Banking giant Wells Fargo has confirmed, this week, their plan to pay a $575 settlement in an attempt to assuage claims made by states in the US that the bank created phony checking accounts, in addition to other customer abuses.
It was only two years ago that Wells Fargo fist agreed to pay $190 million in order to settle claims made by the federal government that the national bank had performed the same alleged, fraudulent activities—creating phony bank accounts—as well as improperly referring and charging real customers for various unauthorized financial services and products. According to the Iowa state office of the attorney general, the new deal, then, will settle a handful of similar claims made by Attorneys general from all 50 of the United States as well as the District of Columbia.
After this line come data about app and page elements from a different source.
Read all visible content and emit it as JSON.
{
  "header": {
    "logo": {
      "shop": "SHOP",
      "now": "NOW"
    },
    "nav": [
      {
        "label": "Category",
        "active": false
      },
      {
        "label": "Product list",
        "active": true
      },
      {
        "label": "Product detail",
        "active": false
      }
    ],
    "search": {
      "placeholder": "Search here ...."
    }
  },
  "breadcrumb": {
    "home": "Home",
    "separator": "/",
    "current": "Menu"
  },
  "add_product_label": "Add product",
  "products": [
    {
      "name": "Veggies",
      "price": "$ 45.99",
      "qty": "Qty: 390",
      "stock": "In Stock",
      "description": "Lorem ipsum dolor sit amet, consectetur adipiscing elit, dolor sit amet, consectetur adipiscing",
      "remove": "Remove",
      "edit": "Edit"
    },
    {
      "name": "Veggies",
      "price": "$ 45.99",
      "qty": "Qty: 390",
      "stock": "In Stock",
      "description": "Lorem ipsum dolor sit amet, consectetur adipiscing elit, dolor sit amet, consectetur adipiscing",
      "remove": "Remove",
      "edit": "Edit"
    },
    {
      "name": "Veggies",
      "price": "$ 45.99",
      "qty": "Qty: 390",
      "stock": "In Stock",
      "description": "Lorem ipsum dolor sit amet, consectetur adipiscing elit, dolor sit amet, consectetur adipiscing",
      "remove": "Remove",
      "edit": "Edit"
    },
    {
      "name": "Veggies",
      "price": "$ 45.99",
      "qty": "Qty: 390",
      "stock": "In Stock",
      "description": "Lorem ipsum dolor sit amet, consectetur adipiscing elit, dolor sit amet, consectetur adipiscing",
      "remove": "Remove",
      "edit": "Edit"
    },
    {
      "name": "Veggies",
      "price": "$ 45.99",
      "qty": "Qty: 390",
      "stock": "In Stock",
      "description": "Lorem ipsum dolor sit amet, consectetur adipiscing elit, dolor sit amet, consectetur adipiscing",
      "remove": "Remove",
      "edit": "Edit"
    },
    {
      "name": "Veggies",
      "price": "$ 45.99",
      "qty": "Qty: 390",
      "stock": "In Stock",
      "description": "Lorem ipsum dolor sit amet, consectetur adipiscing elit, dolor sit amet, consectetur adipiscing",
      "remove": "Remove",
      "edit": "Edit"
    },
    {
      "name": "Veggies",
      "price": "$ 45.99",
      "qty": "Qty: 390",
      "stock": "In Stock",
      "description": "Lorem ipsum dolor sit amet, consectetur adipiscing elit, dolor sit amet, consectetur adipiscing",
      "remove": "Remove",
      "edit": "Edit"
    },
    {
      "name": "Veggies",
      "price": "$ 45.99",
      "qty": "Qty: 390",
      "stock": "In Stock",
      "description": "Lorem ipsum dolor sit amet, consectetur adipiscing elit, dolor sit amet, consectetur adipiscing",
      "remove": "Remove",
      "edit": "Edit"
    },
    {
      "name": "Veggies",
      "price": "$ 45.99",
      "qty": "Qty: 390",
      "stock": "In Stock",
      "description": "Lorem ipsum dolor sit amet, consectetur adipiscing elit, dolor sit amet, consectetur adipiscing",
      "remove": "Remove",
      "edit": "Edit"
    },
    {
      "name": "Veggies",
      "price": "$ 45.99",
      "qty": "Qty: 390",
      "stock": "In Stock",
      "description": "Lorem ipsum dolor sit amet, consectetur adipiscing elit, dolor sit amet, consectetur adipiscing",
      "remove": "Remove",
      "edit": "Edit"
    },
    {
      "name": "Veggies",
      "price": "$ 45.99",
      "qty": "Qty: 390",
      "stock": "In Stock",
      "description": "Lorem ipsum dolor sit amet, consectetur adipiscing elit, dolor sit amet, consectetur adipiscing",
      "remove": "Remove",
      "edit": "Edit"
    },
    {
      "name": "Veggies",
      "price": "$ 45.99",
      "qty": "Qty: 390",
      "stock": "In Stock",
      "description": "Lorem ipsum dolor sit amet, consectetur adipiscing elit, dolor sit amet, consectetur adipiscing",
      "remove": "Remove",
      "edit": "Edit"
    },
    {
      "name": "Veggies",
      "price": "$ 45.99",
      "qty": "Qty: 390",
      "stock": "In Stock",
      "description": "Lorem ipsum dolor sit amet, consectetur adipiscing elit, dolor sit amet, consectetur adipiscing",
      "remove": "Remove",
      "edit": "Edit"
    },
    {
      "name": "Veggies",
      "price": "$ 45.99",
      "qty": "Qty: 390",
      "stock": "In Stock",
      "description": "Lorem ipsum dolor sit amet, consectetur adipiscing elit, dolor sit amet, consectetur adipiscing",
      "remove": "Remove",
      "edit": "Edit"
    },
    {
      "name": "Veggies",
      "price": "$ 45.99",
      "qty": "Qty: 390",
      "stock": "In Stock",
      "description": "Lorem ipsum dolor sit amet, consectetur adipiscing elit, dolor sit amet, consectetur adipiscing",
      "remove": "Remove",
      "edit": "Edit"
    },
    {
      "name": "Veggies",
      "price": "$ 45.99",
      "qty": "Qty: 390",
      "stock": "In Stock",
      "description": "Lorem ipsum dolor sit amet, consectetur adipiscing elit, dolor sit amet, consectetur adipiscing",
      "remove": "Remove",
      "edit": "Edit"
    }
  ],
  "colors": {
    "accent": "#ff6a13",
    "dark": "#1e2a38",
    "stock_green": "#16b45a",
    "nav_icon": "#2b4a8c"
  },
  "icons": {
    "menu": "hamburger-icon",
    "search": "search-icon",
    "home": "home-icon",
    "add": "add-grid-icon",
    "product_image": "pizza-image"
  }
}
In a statement, Wells Fargo Chief Executive Officer Tim Sloan comments that this agreement, which they reached on Friday, underscores the bank’s “serious commitment” to correcting their past indiscretions as the beginning of building a better banking experience.
By the end of Q3 2018, the data shows the bank had already set aside $400 million of its promised settlement amount. In a statement, then, the company has estimated it expects to be able to allocate the remaining $175 million before the end of the year.
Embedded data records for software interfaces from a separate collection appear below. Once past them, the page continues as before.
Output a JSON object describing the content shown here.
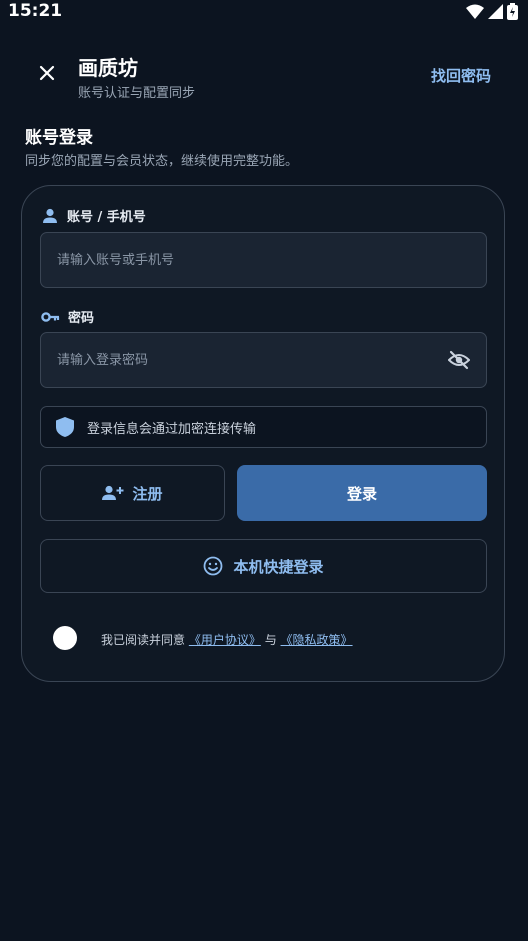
{
  "status": {
    "time": "15:21"
  },
  "header": {
    "title": "画质坊",
    "subtitle": "账号认证与配置同步",
    "forgot_label": "找回密码"
  },
  "section": {
    "title": "账号登录",
    "description": "同步您的配置与会员状态，继续使用完整功能。"
  },
  "form": {
    "account": {
      "label": "账号 / 手机号",
      "placeholder": "请输入账号或手机号",
      "icon": "person-icon"
    },
    "password": {
      "label": "密码",
      "placeholder": "请输入登录密码",
      "icon": "key-icon"
    },
    "notice": "登录信息会通过加密连接传输",
    "register_label": "注册",
    "login_label": "登录",
    "quick_login_label": "本机快捷登录"
  },
  "agreement": {
    "prefix": "我已阅读并同意",
    "user_agreement": "《用户协议》",
    "joiner": "与",
    "privacy_policy": "《隐私政策》"
  },
  "colors": {
    "background": "#0c1420",
    "accent": "#8fbdf0",
    "primary_button": "#3a6ba8",
    "border": "#3a4554"
  }
}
In addition to the payment, though, the settlement also requires that Wells Fargo create a customer restitution program. This program will ensure that wronged customers who have not received compensation from the current remediation efforts will eventually be satisfied through other refund opportunities. Also, the settlement requires the bank to create a website that clearly outlines the remediation programs that are already in place.
Responding to the original charges, California Attorney General Xavier Becerra said, in a statement, “This is an incredible breach of trust that threatens not only the customers who depended on Wells Fargo, but the confidence in our banking system.”
Unfortunately for Wells Fargo, they still have a long way to go. After reaching other settlements with the United States Consumer Financial Protection Bureau (CFPB), the Office of the Comptroller of the Currency, the Los Angeles city attorney, and New York’s Office of the Attorney General, the bank still faces an investigatory probe from the US Securities and Exchange Commission (SEC), the US Department of Justice, and the US Department of Labor.